  • He was educated at the Diocesan School at Trim in County Meath and later attended Eton between 1781 and 1784. In later life the Duke once said that "the battle of Waterloo was won on the playing fields of Eton".
  • During the years 1787 to 1793 he was aide de camp to John Fane, tenth Earl of Westmoreland and Lord Lieutenant in Ireland. Westmoreland Street, one of the boundaries of Temple Bar, was named after the Earl.
  • On the 30th April 1790 Wellington was elected to the Irish Parliament as MP for Trim. It is intriguing to note that he would have been an MP in that parliament at the same time as Henry Grattan. He continued to represent the constituency until 1797 when he left to go to India.
  • He directed the military campaign in India where his elder brother Lord Mornington was Governor General.
  • He was knighted in 1804.
  • Wellesley became Tory MP for Rye in 1806.

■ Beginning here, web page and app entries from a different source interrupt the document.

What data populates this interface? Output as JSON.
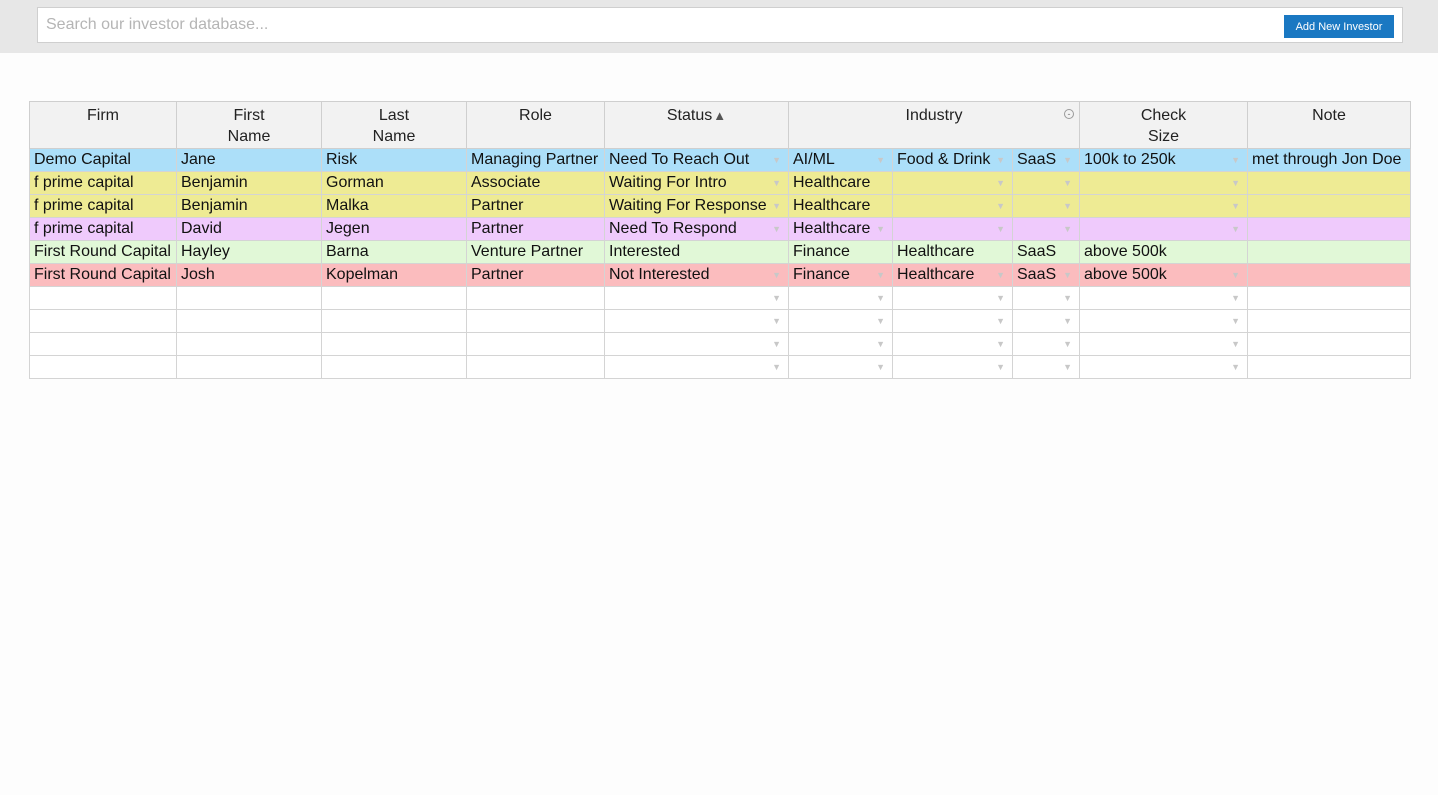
{
  "search": {
    "placeholder": "Search our investor database..."
  },
  "toolbar": {
    "add_label": "Add New Investor"
  },
  "table": {
    "headers": {
      "firm": "Firm",
      "first_name_1": "First",
      "first_name_2": "Name",
      "last_name_1": "Last",
      "last_name_2": "Name",
      "role": "Role",
      "status": "Status",
      "status_sort": "▲",
      "industry": "Industry",
      "check_size_1": "Check",
      "check_size_2": "Size",
      "note": "Note"
    },
    "rows": [
      {
        "color": "#acdff9",
        "firm": "Demo Capital",
        "first": "Jane",
        "last": "Risk",
        "role": "Managing Partner",
        "status": "Need To Reach Out",
        "ind1": "AI/ML",
        "ind2": "Food & Drink",
        "ind3": "SaaS",
        "check": "100k to 250k",
        "note": "met through Jon Doe"
      },
      {
        "color": "#eeeb94",
        "firm": "f prime capital",
        "first": "Benjamin",
        "last": "Gorman",
        "role": "Associate",
        "status": "Waiting For Intro",
        "ind1": "Healthcare",
        "ind2": "",
        "ind3": "",
        "check": "",
        "note": ""
      },
      {
        "color": "#eeeb94",
        "firm": "f prime capital",
        "first": "Benjamin",
        "last": "Malka",
        "role": "Partner",
        "status": "Waiting For Response",
        "ind1": "Healthcare",
        "ind2": "",
        "ind3": "",
        "check": "",
        "note": ""
      },
      {
        "color": "#efcafc",
        "firm": "f prime capital",
        "first": "David",
        "last": "Jegen",
        "role": "Partner",
        "status": "Need To Respond",
        "ind1": "Healthcare",
        "ind2": "",
        "ind3": "",
        "check": "",
        "note": ""
      },
      {
        "color": "#e1f8d7",
        "firm": "First Round Capital",
        "first": "Hayley",
        "last": "Barna",
        "role": "Venture Partner",
        "status": "Interested",
        "ind1": "Finance",
        "ind2": "Healthcare",
        "ind3": "SaaS",
        "check": "above 500k",
        "note": ""
      },
      {
        "color": "#fbbcbe",
        "firm": "First Round Capital",
        "first": "Josh",
        "last": "Kopelman",
        "role": "Partner",
        "status": "Not Interested",
        "ind1": "Finance",
        "ind2": "Healthcare",
        "ind3": "SaaS",
        "check": "above 500k",
        "note": ""
      }
    ]
  },
  "icons": {
    "dropdown": "▼",
    "collapse": "-"
  }
}
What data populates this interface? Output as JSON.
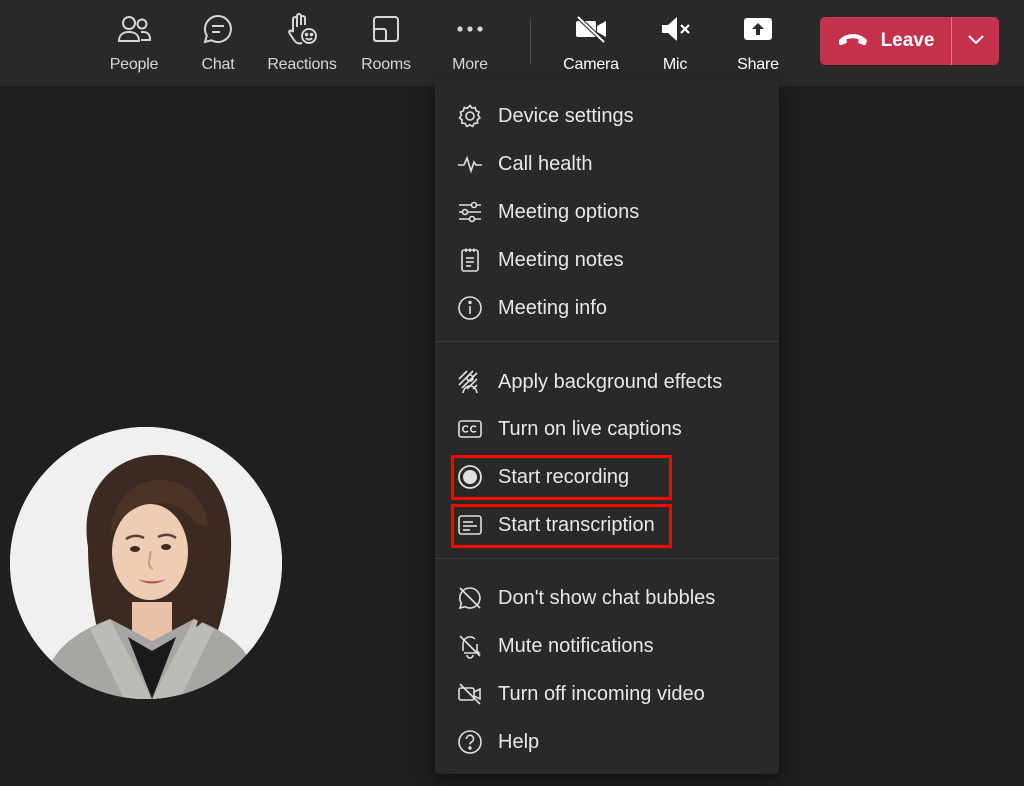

  • In 1807 he was appointed chief secretary for Ireland. During his tenure as chief secretary he established a police force in Dublin known as the Parochial Watch. This force preceded the formation of the Metropolitan police in 1836. The Parochial Watch was made up of young men who were armed with short swords and at night carried heavy pistols.
  • In 1819 he was appointed to the British cabinet.
  • He left the cabinet in 1827 upon his appointment as commander in chief of the British army.
  • At the insistence of King George IV he was named Prime Minister in 1828.
  • In 1829 Wellington managed to get the support of Robert Peel, and together they forced the Catholic Emancipation Act through Parliament. After much heated debate, Wellington convinced the King to accept it. The Catholic Emancipation Act was passed against a wave of controversy, protest, and uproar. Wellington subsequently brought down his own government in 1830.
  • He remained in Parliament and was briefly prime minister again in 1834.
  • When the Tories returned to power again he was foreign minister (1834-1835) in the cabinet of Sir Robert Peel
  • In 1842 Wellington was again made commander in chief of the British army, a post he retained until his death.
  • Died in September 1852 and is buried in St Paul's Cathedral.Back to Top

The various prints in this section of our website have been reproduced with the generous permission of the author Pat Liddy from his book "Temple Bar - an illustrated history" (published by Temple Bar Properties).